[Task to carry out]: Every entry below, first to last, should be restated word for word.

======== Entries shown

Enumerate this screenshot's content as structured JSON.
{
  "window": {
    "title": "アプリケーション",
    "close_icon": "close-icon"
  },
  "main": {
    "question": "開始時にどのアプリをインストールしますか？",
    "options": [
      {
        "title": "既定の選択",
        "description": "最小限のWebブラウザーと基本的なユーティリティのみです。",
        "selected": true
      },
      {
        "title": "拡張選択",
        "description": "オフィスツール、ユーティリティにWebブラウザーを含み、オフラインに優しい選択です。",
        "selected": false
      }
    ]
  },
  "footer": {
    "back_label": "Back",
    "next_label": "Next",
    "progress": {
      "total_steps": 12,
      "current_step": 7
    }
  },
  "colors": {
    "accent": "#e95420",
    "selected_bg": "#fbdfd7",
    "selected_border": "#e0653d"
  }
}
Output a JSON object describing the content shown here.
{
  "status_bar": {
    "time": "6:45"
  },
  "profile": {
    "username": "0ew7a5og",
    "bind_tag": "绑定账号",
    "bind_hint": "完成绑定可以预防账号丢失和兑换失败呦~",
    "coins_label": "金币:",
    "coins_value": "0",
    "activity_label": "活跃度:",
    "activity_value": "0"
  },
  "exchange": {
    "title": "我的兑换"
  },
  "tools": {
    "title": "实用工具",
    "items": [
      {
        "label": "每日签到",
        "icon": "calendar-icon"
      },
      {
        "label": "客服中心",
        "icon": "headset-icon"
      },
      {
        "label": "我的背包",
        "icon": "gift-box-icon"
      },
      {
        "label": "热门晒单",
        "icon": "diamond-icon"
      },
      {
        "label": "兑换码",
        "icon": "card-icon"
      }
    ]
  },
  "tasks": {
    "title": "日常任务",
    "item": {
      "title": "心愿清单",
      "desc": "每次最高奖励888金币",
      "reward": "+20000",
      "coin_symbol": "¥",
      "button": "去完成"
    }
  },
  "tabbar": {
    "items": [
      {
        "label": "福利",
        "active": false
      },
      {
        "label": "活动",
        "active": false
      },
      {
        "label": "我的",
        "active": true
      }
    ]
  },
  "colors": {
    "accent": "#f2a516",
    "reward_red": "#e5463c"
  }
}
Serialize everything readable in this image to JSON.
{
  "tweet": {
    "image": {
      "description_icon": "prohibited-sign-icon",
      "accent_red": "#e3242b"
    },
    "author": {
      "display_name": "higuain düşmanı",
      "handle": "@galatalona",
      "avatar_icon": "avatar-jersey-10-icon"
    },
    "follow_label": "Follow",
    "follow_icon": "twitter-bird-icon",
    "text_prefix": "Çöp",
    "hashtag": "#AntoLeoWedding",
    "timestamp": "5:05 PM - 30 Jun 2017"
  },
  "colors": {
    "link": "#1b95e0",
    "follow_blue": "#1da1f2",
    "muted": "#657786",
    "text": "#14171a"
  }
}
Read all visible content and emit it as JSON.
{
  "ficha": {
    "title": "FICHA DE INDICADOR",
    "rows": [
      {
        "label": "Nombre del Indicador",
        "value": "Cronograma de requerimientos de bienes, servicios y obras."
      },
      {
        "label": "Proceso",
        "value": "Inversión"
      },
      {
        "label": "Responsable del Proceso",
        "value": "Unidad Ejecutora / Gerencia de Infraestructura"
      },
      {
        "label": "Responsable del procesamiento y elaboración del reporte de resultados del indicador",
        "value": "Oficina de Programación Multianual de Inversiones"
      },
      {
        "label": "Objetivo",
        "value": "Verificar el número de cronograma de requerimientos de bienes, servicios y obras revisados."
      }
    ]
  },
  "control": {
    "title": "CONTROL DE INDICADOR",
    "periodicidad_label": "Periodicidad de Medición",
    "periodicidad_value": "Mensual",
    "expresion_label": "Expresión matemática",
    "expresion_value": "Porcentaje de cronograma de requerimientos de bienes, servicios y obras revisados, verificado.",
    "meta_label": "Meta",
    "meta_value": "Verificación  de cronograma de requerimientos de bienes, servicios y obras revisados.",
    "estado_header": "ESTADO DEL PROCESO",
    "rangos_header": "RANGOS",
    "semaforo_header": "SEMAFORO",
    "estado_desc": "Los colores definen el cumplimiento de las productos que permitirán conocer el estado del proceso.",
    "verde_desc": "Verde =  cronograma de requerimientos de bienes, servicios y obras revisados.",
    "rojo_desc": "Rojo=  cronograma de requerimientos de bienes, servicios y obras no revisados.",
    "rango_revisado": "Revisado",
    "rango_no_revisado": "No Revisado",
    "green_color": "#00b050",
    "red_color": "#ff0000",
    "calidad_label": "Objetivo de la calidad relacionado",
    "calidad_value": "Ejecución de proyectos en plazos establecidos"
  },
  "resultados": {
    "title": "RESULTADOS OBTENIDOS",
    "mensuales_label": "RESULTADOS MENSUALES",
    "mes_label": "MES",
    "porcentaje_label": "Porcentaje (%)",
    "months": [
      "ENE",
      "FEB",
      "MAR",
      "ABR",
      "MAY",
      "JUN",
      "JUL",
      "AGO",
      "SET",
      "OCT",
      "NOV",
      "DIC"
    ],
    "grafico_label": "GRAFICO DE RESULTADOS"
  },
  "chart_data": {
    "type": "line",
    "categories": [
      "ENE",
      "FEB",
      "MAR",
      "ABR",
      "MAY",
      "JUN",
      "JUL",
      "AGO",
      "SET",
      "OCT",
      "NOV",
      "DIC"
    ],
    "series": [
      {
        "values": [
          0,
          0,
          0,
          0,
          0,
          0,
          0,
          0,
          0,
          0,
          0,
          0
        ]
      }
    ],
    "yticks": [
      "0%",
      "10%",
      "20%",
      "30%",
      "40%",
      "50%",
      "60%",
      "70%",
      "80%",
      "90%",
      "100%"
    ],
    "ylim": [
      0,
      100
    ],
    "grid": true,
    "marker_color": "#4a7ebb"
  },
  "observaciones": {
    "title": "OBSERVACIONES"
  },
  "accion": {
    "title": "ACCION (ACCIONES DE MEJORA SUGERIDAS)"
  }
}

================

[Exercise response]:
Enumerate this screenshot's content as structured JSON.
{
  "window": {
    "title": "アプリケーション",
    "close_icon": "close-icon"
  },
  "main": {
    "question": "開始時にどのアプリをインストールしますか？",
    "options": [
      {
        "title": "既定の選択",
        "description": "最小限のWebブラウザーと基本的なユーティリティのみです。",
        "selected": true
      },
      {
        "title": "拡張選択",
        "description": "オフィスツール、ユーティリティにWebブラウザーを含み、オフラインに優しい選択です。",
        "selected": false
      }
    ]
  },
  "footer": {
    "back_label": "Back",
    "next_label": "Next",
    "progress": {
      "total_steps": 12,
      "current_step": 7
    }
  },
  "colors": {
    "accent": "#e95420",
    "selected_bg": "#fbdfd7",
    "selected_border": "#e0653d"
  }
}
Output a JSON object describing the content shown here.
{
  "status_bar": {
    "time": "6:45"
  },
  "profile": {
    "username": "0ew7a5og",
    "bind_tag": "绑定账号",
    "bind_hint": "完成绑定可以预防账号丢失和兑换失败呦~",
    "coins_label": "金币:",
    "coins_value": "0",
    "activity_label": "活跃度:",
    "activity_value": "0"
  },
  "exchange": {
    "title": "我的兑换"
  },
  "tools": {
    "title": "实用工具",
    "items": [
      {
        "label": "每日签到",
        "icon": "calendar-icon"
      },
      {
        "label": "客服中心",
        "icon": "headset-icon"
      },
      {
        "label": "我的背包",
        "icon": "gift-box-icon"
      },
      {
        "label": "热门晒单",
        "icon": "diamond-icon"
      },
      {
        "label": "兑换码",
        "icon": "card-icon"
      }
    ]
  },
  "tasks": {
    "title": "日常任务",
    "item": {
      "title": "心愿清单",
      "desc": "每次最高奖励888金币",
      "reward": "+20000",
      "coin_symbol": "¥",
      "button": "去完成"
    }
  },
  "tabbar": {
    "items": [
      {
        "label": "福利",
        "active": false
      },
      {
        "label": "活动",
        "active": false
      },
      {
        "label": "我的",
        "active": true
      }
    ]
  },
  "colors": {
    "accent": "#f2a516",
    "reward_red": "#e5463c"
  }
}
Serialize everything readable in this image to JSON.
{
  "tweet": {
    "image": {
      "description_icon": "prohibited-sign-icon",
      "accent_red": "#e3242b"
    },
    "author": {
      "display_name": "higuain düşmanı",
      "handle": "@galatalona",
      "avatar_icon": "avatar-jersey-10-icon"
    },
    "follow_label": "Follow",
    "follow_icon": "twitter-bird-icon",
    "text_prefix": "Çöp",
    "hashtag": "#AntoLeoWedding",
    "timestamp": "5:05 PM - 30 Jun 2017"
  },
  "colors": {
    "link": "#1b95e0",
    "follow_blue": "#1da1f2",
    "muted": "#657786",
    "text": "#14171a"
  }
}
Read all visible content and emit it as JSON.
{
  "ficha": {
    "title": "FICHA DE INDICADOR",
    "rows": [
      {
        "label": "Nombre del Indicador",
        "value": "Cronograma de requerimientos de bienes, servicios y obras."
      },
      {
        "label": "Proceso",
        "value": "Inversión"
      },
      {
        "label": "Responsable del Proceso",
        "value": "Unidad Ejecutora / Gerencia de Infraestructura"
      },
      {
        "label": "Responsable del procesamiento y elaboración del reporte de resultados del indicador",
        "value": "Oficina de Programación Multianual de Inversiones"
      },
      {
        "label": "Objetivo",
        "value": "Verificar el número de cronograma de requerimientos de bienes, servicios y obras revisados."
      }
    ]
  },
  "control": {
    "title": "CONTROL DE INDICADOR",
    "periodicidad_label": "Periodicidad de Medición",
    "periodicidad_value": "Mensual",
    "expresion_label": "Expresión matemática",
    "expresion_value": "Porcentaje de cronograma de requerimientos de bienes, servicios y obras revisados, verificado.",
    "meta_label": "Meta",
    "meta_value": "Verificación  de cronograma de requerimientos de bienes, servicios y obras revisados.",
    "estado_header": "ESTADO DEL PROCESO",
    "rangos_header": "RANGOS",
    "semaforo_header": "SEMAFORO",
    "estado_desc": "Los colores definen el cumplimiento de las productos que permitirán conocer el estado del proceso.",
    "verde_desc": "Verde =  cronograma de requerimientos de bienes, servicios y obras revisados.",
    "rojo_desc": "Rojo=  cronograma de requerimientos de bienes, servicios y obras no revisados.",
    "rango_revisado": "Revisado",
    "rango_no_revisado": "No Revisado",
    "green_color": "#00b050",
    "red_color": "#ff0000",
    "calidad_label": "Objetivo de la calidad relacionado",
    "calidad_value": "Ejecución de proyectos en plazos establecidos"
  },
  "resultados": {
    "title": "RESULTADOS OBTENIDOS",
    "mensuales_label": "RESULTADOS MENSUALES",
    "mes_label": "MES",
    "porcentaje_label": "Porcentaje (%)",
    "months": [
      "ENE",
      "FEB",
      "MAR",
      "ABR",
      "MAY",
      "JUN",
      "JUL",
      "AGO",
      "SET",
      "OCT",
      "NOV",
      "DIC"
    ],
    "grafico_label": "GRAFICO DE RESULTADOS"
  },
  "chart_data": {
    "type": "line",
    "categories": [
      "ENE",
      "FEB",
      "MAR",
      "ABR",
      "MAY",
      "JUN",
      "JUL",
      "AGO",
      "SET",
      "OCT",
      "NOV",
      "DIC"
    ],
    "series": [
      {
        "values": [
          0,
          0,
          0,
          0,
          0,
          0,
          0,
          0,
          0,
          0,
          0,
          0
        ]
      }
    ],
    "yticks": [
      "0%",
      "10%",
      "20%",
      "30%",
      "40%",
      "50%",
      "60%",
      "70%",
      "80%",
      "90%",
      "100%"
    ],
    "ylim": [
      0,
      100
    ],
    "grid": true,
    "marker_color": "#4a7ebb"
  },
  "observaciones": {
    "title": "OBSERVACIONES"
  },
  "accion": {
    "title": "ACCION (ACCIONES DE MEJORA SUGERIDAS)"
  }
}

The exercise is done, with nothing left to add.